Description of the task:
From the entries below, report how many lines contain the string "Diversified". Only the number is wanted.

Provided data:
----

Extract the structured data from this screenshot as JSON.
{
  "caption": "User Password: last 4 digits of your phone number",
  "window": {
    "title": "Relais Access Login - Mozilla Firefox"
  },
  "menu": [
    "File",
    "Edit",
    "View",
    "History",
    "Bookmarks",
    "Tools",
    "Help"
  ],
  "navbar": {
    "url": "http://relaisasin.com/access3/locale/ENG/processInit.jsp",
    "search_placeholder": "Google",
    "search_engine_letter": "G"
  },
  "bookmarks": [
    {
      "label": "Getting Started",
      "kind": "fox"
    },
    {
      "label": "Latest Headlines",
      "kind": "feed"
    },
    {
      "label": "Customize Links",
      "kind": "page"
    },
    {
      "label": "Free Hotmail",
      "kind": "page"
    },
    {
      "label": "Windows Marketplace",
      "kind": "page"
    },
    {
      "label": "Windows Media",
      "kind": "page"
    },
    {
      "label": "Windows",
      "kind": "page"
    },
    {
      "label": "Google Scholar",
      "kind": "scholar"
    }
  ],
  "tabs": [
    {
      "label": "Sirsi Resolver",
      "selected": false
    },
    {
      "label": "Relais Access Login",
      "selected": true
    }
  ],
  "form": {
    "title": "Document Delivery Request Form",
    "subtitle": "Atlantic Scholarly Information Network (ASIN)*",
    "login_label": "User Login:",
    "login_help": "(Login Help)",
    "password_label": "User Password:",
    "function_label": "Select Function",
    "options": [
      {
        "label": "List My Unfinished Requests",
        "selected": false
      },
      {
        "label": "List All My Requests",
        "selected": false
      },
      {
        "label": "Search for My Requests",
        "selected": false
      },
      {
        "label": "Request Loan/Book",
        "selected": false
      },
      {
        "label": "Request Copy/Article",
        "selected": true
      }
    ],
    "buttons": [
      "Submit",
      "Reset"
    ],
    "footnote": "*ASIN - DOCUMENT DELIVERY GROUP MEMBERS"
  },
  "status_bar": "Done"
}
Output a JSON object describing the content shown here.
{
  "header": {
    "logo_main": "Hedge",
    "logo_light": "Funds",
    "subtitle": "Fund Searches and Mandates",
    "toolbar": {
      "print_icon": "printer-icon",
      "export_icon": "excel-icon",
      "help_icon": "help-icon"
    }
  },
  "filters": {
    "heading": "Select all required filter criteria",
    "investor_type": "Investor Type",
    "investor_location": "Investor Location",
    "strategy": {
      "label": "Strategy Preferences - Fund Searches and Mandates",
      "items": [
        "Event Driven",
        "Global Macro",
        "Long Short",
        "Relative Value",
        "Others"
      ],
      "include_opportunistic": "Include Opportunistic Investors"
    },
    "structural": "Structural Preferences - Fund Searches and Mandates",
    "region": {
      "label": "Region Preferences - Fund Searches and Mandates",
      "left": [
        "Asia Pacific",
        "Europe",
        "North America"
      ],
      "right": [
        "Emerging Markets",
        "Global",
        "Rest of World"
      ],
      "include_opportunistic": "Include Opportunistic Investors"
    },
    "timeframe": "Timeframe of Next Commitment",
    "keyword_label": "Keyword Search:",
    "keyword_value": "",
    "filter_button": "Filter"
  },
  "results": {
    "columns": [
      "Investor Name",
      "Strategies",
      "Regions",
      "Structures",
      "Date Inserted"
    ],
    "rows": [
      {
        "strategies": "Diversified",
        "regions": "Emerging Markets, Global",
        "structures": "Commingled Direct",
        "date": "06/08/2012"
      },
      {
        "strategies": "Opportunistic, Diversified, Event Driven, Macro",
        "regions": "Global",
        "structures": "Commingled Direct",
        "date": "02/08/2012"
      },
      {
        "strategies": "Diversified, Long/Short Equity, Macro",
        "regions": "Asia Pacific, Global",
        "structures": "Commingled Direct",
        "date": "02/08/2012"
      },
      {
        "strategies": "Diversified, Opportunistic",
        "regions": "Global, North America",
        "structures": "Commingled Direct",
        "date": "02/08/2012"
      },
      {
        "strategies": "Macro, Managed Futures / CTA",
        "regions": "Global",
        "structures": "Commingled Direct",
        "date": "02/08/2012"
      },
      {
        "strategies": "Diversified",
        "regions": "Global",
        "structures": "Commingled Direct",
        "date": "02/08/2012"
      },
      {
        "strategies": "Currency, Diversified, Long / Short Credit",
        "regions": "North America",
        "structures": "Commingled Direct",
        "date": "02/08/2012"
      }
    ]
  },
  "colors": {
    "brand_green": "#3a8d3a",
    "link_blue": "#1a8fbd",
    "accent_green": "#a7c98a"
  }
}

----

Result:
6